Other times, however, proving deviation of duty is not so easy. A patient that has a rare disease may see three different specialists and each of those experts may arrive at a different diagnosis. In this case, none of the doctors may be negligent as they try to determine the type of illness the patient is suffering from. A lawyer will collect evidence and reach out to their network of experts when trying to determine if a healthcare professional acted negligently. Some of the most common acts of negligence by doctors include making an incorrect diagnosis, missing a diagnosis, prescribing the incorrect type of medication, and surgical errors.


Medical malpractice claims are intended to compensate you for any injuries or other losses you sustained as a result. In personal injury law, this compensation is known as damages. If you did not sustain any damages, there is nothing to compensate you for and so, you do not have a valid claim.
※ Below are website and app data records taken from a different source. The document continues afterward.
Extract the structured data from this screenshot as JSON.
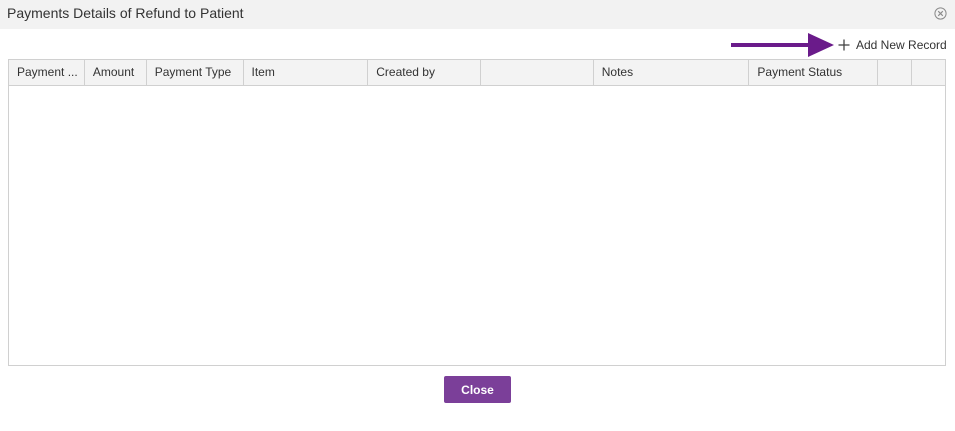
{
  "dialog": {
    "title": "Payments Details of Refund to Patient"
  },
  "toolbar": {
    "add_label": "Add New Record",
    "add_icon": "plus-icon",
    "annotation_icon": "arrow-right-icon",
    "annotation_color": "#6a1b8a"
  },
  "grid": {
    "columns": [
      "Payment ...",
      "Amount",
      "Payment Type",
      "Item",
      "Created by",
      "",
      "Notes",
      "Payment Status",
      "",
      ""
    ],
    "rows": []
  },
  "footer": {
    "close_label": "Close",
    "close_color": "#7b3f99"
  }
}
For example, if a doctor prescribed you the wrong medication, you may suffer from side effects or it may negatively react with other medication you are taking. If you need additional medical treatment for these reactions, you will incur damages such as medical expenses, and you may have to miss time from work. These are damages you can recover in a medical malpractice claim.

On the other hand, a doctor may prescribe a wrong medication that does not cause any side effects or other injuries or losses. In this case, because you did not sustain any damages, you could not file a claim to recover them. The losses you include in your case do not have to be physical injuries. Emotional distress is another type of damage that you can pursue in medical malpractice claims.

Direct Cause

The last element of your medical malpractice case you must prove is that the healthcare professional’s negligence was the direct cause of your injuries. For example, you may have surgery to correct a medical issue. Afterwards, the surgeon or your doctor will provide you with post-operative care instructions to ensure you heal correctly and that you do not suffer any harm. If the doctor does not provide you with these instructions, and the site becomes infected or you otherwise suffer from harm, the doctor may be found negligent.

However, if the doctor provided the necessary post-operative care instructions and you did not follow them, suffering harm as a result, you cannot hold the doctor liable for paying damages. In this case, the harm you suffered was caused by your own failure to follow the directions. Therefore, the doctor was not to blame for your injuries and cannot be held liable in a claim.

Our Medical Malpractice Lawyers in New York City Can Prove Your Case

If you have been hurt by medical malpractice, you can file a claim for damages, but these cases are incredibly complex and you should not file a claim on your own. At Silberstein, Awad & Miklos, P.C., our New York City medical malpractice lawyers have the necessary skill and experience with these claims to prove them successfully and help you secure the fair settlement you deserve. Call us today at 1-877-ASK4SAM or fill out our online form to schedule a free consultation and to obtain the sound legal advice you need during this difficult time.